Assad troops accused of new massacre in Syria
DAMASCUS - Agence France-Presse
AP PhotoSyrian troops with tanks and helicopters slaughtered more than 150 people in a central village, rights activists said today, prompting the opposition to call for urgent UN intervention.
Reports of the massacre came after UN Security Council ambassadors held their first talks on rival Russian and Western draft resolutions on Syria, with Moscow spurning calls for sanctions against President Bashar al-Assad's regime.
No progress was reported, with a July 20 deadline looming. That is the end date of the mandate for the UN mission to the conflict-stricken country, where activists say more than 17,000 people have died since March 2011.
The Syrian Observatory for Human Rights said government troops had on Thursday massacred more than 150 people in Treimsa village, while a rebel leader put the toll at more than 200.
If confirmed, the killing at Treimsa in the central province of Hama would rival the massacre at Houla on May 25, when a pro-Assad militia and government forces were accused of killing at least 108 people.
Observatory chief Rami Abdel Rahman told AFP by telephone that the bodies of 30 villagers had already been identified following the sustained attack, which brought Thursday's total death toll in the conflict-torn nation to well over 200.
"Some are estimating higher numbers, but even at around 150, especially considering how small the town is, this might be the biggest massacre committed in Syria since the start of the revolution," he said.
"The army must have got the green light to commit a massacre of this scale, and I bear President Bashar al-Assad responsible for the killing." The Syrian National Council, the main opposition alliance, urged the UN Security Council to pass a binding resolution against Assad's regime.
"To stop this bloody madness which threatens the entity of Syria, as well as peace and the security in the region and in the world, requires an urgent and sharp resolution of the Security Council under Chapter VII (of the UN Charter) which protects the Syrian people," said.
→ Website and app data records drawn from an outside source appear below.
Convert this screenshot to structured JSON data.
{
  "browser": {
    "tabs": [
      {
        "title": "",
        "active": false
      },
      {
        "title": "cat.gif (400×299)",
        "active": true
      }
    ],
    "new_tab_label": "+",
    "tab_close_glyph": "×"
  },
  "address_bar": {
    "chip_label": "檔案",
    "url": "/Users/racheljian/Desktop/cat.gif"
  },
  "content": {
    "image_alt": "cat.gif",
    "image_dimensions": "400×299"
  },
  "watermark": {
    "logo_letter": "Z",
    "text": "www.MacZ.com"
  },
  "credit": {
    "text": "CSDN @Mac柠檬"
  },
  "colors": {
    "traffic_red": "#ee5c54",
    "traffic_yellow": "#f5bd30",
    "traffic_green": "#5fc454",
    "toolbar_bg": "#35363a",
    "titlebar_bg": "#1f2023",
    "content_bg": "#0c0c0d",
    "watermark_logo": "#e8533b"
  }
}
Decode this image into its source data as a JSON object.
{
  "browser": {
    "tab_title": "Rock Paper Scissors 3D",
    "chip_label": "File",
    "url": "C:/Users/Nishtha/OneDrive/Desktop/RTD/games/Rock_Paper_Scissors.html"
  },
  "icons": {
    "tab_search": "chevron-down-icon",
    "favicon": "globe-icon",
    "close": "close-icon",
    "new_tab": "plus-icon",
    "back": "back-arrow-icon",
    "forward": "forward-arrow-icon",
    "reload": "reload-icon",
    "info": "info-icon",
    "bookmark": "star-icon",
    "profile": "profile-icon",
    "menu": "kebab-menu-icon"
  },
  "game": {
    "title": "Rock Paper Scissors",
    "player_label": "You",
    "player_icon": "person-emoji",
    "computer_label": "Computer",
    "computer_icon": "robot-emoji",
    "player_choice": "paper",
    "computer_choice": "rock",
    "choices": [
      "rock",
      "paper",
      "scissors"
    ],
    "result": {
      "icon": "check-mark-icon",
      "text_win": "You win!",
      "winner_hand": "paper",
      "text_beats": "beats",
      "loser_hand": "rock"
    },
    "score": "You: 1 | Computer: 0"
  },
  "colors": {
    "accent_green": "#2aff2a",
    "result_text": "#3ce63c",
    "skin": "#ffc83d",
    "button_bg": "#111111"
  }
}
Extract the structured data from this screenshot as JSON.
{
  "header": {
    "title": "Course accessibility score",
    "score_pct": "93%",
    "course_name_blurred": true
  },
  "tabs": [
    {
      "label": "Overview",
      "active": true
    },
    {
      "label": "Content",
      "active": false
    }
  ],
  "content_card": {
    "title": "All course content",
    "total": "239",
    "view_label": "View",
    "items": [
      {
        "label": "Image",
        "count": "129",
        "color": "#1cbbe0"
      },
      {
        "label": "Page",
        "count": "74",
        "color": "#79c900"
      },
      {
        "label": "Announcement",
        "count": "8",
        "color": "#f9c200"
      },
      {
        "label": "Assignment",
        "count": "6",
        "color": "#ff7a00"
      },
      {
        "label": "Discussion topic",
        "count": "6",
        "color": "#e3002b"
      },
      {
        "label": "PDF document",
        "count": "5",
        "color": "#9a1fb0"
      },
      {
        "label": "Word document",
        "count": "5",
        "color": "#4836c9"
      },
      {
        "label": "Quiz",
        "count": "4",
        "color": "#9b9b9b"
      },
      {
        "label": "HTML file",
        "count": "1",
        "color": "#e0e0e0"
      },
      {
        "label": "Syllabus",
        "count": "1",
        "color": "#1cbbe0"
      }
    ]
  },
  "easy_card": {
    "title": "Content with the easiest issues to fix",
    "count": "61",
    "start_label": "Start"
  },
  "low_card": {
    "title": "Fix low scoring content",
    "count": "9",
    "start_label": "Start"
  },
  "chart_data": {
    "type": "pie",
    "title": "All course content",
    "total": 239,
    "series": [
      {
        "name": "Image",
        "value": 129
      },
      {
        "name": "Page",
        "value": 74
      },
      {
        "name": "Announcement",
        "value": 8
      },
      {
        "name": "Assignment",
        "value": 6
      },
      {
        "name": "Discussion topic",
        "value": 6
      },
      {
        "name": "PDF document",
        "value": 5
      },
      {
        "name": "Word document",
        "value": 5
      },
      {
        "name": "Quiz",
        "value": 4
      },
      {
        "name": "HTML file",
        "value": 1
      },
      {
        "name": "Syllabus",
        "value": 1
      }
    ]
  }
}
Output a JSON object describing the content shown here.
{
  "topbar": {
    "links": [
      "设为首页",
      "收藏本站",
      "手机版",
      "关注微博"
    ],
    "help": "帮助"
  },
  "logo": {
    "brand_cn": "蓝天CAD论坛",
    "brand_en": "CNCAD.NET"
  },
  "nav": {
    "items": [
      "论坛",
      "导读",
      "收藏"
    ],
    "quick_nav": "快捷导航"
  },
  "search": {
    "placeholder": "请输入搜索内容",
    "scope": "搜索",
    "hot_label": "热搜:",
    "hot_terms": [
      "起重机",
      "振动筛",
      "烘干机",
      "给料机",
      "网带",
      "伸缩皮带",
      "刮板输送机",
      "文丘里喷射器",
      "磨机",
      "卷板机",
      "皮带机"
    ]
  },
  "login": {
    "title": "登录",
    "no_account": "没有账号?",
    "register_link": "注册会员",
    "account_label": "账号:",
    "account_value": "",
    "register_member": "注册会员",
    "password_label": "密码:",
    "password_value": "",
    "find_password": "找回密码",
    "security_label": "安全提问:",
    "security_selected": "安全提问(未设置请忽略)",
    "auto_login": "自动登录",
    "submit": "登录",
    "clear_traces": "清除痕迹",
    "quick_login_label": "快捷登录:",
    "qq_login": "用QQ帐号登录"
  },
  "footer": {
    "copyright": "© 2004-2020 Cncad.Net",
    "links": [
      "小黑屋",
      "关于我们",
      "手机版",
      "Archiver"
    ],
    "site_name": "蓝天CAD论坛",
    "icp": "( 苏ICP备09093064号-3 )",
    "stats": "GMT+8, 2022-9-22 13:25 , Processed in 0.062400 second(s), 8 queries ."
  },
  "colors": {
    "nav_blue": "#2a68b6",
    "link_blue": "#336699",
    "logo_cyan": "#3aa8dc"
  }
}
Chapter VII allows for punitive measures against regimes considered a threat to the peace, including economic sanctions and military intervention.
Syria meanwhile accused "bloodthirsty media" and "terrorist gangs" of being behind the massacre.
"The bloodthirsty media in collaboration with gangs of armed terrorists massacred residents of Treimsa village ... to sway public opinion against Syria and its people and provoke international intervention on the eve of a UN Security Council meeting," state-run news agency SANA said.
Rebel leader Abu Mohamad, chief of a group based further to the north of Treimsa, said the attack using helicopters, tanks and multiple rocket-launchers had killed more than 200 people in the village.
Abu Mohamad said he had been in phone contact with a resident of Treimsa who told him that government forces were on hills a few kilometres (miles) outside the town.
The army and the shabiha, pro-regime militia who are said to accompany troops to make sure they do not desert, started to bombard Treimsa Thursday around 11:00 am (0800 GMT) and finished around 9:00 pm, according to Abu Mohamad.
But a Hama-based activist who identified himself as Abu Ghazi said via Skype that regime troops started shelling the village earlier, at around 6:00 am.
"That was followed by clashes with the (rebel) Free Syrian Army, but the FSA does not have a big presence in Treimsa and could not fight long," said the activist.
"The number of martyrs is very high partly because the army shelled a mosque where scores of people had taken shelter, to treat the wounded and hide from the bombs." The village, which had a population of 7,000, he said, "is empty now. Everyone is dead or has run away." "Almost 30 army vehicles arrived, and surrounded the village completely. There wasn't a single way out," said Ibrahim, another activist from Treimsa. "Anyone who tried to escape through the fields was shot." Pro-regime militiamen from neighbouring Alawite villages entered Treimsa after the army raided it, Ibrahim said via Skype. "After the shelling, the army came in with light weapons, and the shabiha followed, armed with knives." Clashes inside the besieged village were vicious, he said, noting that "whole families were killed. There was a real street war for several hours." Treimsa is located near Qubeir, where at least 55 people were killed on July 6, according to the Observatory. Like Qubeir, Treimsa is a majority Sunni town situated near Alawite villages.
President Assad belongs to the Alawite community -- an offshoot of Shiite Islam -- although the vast majority of Syrians are Sunni.
Protests broke out across Syria to protest the latest killings in Treimsa, according to amateur videos posted on YouTube by activists.
In New York, the UN Security Council wrangled over a resolution on the future of the troubled UN mission in Syria.
Russia and the Western powers have proposed rival resolutions on renewing the UN mission in Syria and securing the implementation of the peace plan of UN-Arab League envoy Kofi Annan.
The Security Council must hold a vote before the mandate of the UN Supervision Mission in Syria, or UNSMIS, runs out next week.